Why is Throwleigh Farm reluctant to call for veterinary assistance?
Through sentiment and generosity you have provided a comfortable retirement for your horse. We are advocates for your horse, but there are limits.

We state that we will call for veterinary care if it seems to be a treatable issue, but we will not spend thousands of dollars of your money on a retired horse unless we have, in advance, written instructions from you.

Quality of life is the main determining factor. We will note a cloudy eye or a limp, but the issue is whether the horse is in pain. It makes no sense to spend a large amount of money to ensure another month or so of life for a retiree.
Why are Throwleigh Farm's fees less those of other retirement facilities?
We think our fees are fair.
In addition to the items already mentioned, if the ownership of Throwleigh Farm was not in the retirement business and wished to retire a horse, what would be of concern?
a) Land. Is there plenty of room? Some facilities mention hundreds of acres, but fail to point out that a large portion is reserved for other uses; additionally the acreage may sound impressive, but it might be primarily mountain land - unsuitable for grazing.

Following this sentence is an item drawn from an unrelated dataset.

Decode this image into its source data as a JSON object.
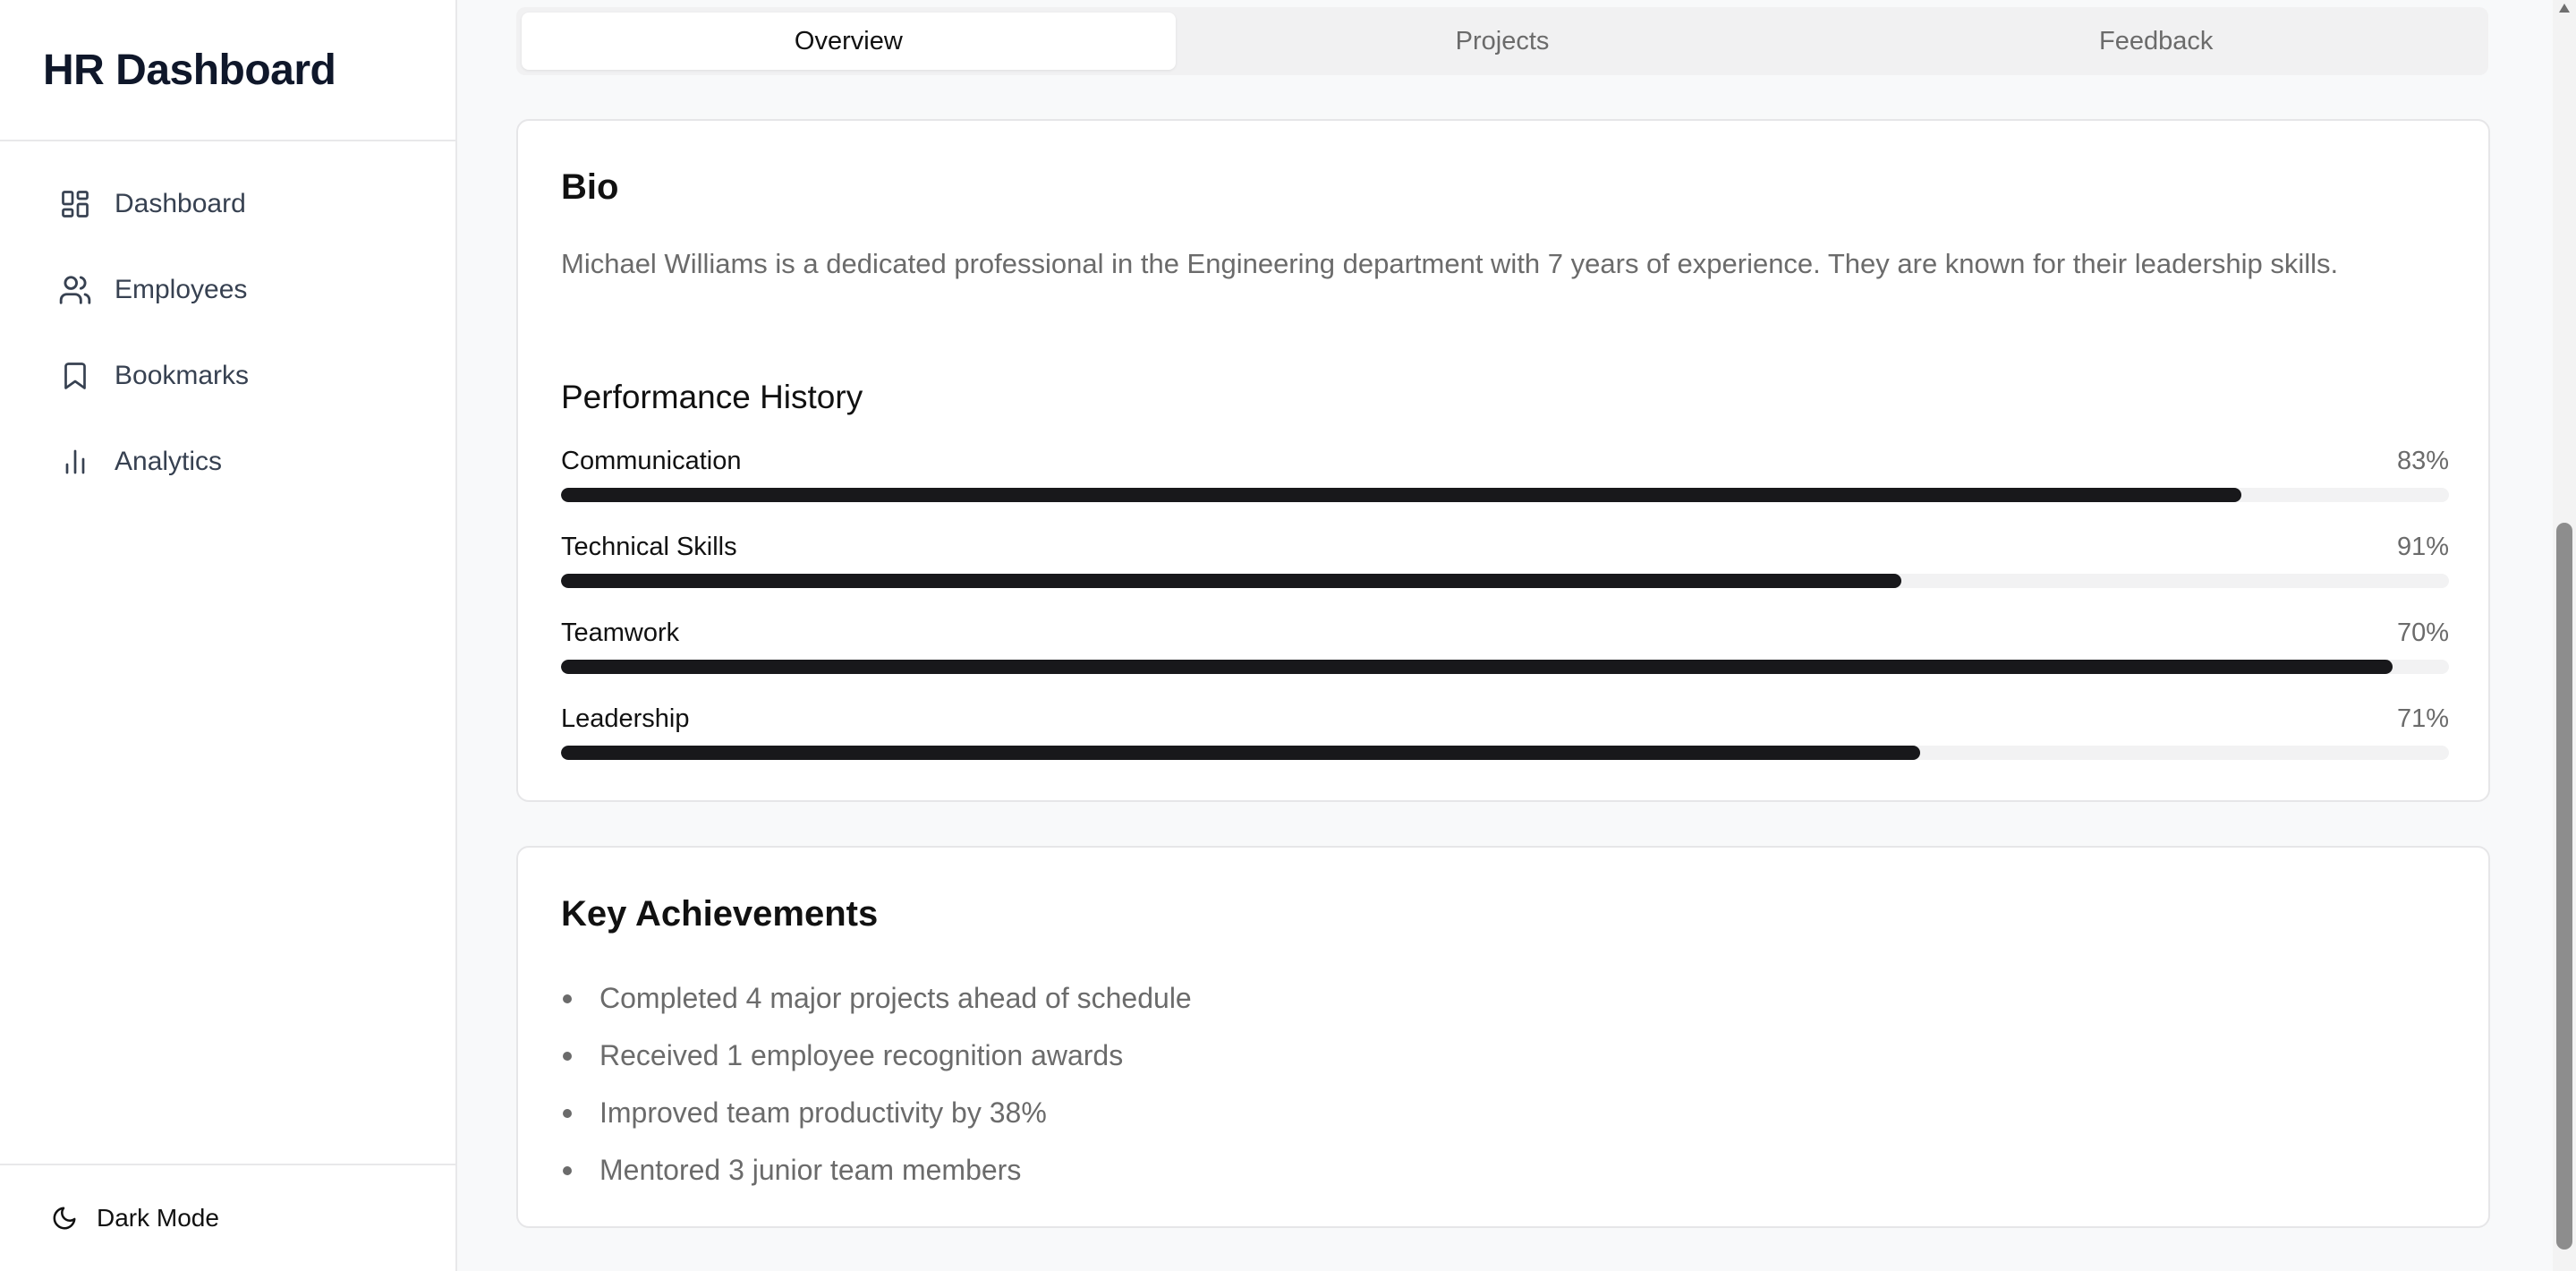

b) Small holdings. Twenty-nine spacious acres is no larger than twenty-nine tiny acres. Retirement facilities on small holdings might have a higher stocking rate and higher fees.

c) Rented land. There is nothing wrong with rented land; we have rented additional pasture in the past. However, there was a facility where the land belonged to the parents of the operator's girlfriend. This is not long term security for your retiree. The girlfriend tired of him, and the parents threw him off the farm. If the operator loses the land, he is faced with the task of finding open spots for fifty or so retirees in short order. Try to determine if your horse will be on a secure property.
If the ownership of Throwleigh Farm, as above, wished to retire a horse, what comments on internet sites would give them pause?
a) Friendship! I will bond with your horse and become his best friend. (Why would your horse want to be best friend with some crock in the country?)

b) I have seen unmentionable cruelty! (There are operations on the make, and a generous bequest would be very welcome.)

c) Your horse has special needs, and I am just the person to care for him. (If your retiree requires such special care, perhaps you should explore other options.)
What finally will happen to my horse?
He will die from age related issues or something unpredictable, such as colic or major organ failure, will claim him. Unlikely, weedy appearing horses, can last almost forever whilst robust, healthy ones can die early. It is random. Thoroughbreds generally do not live as long as other breeds.

When your horse arrives here he may live ten or fifteen years, or he may drop dead in six months.

Owners of thoroughbreds must remember that the refinements of the breed make them less robust. Performance enhancing drugs and steroids given at the track can cause severe problems years later. These issues may not be visible, and there is no way to detect the damage.
What is your policy on visits?
An infrequent, scheduled visit is acceptable. Individuals who plan to make numerous visits should consider another facility. Some individuals have thought that there was nothing wrong with unannounced visits or scheduled weekly bondings with their horses. This was unacceptable.

Farms are very busy places, and showing up unannounced or on very short notice is disruptive.

Insurance protocols are onerous.
After my horse dies, what happens to the body?
There are a few options, but everything is determined by code. Each state and community has regulations that must be followed, and the rules change from time to time.

Most clients tell us to do what must be done and are uninterested in the details. If you require a precise description of what will happen, we will of course comply.

Every procedure has a cost for the client, some of which can be expensive.
line decor
  52 Throwleigh Lane • Boyce, Virginia • 540-837-1314  
line decor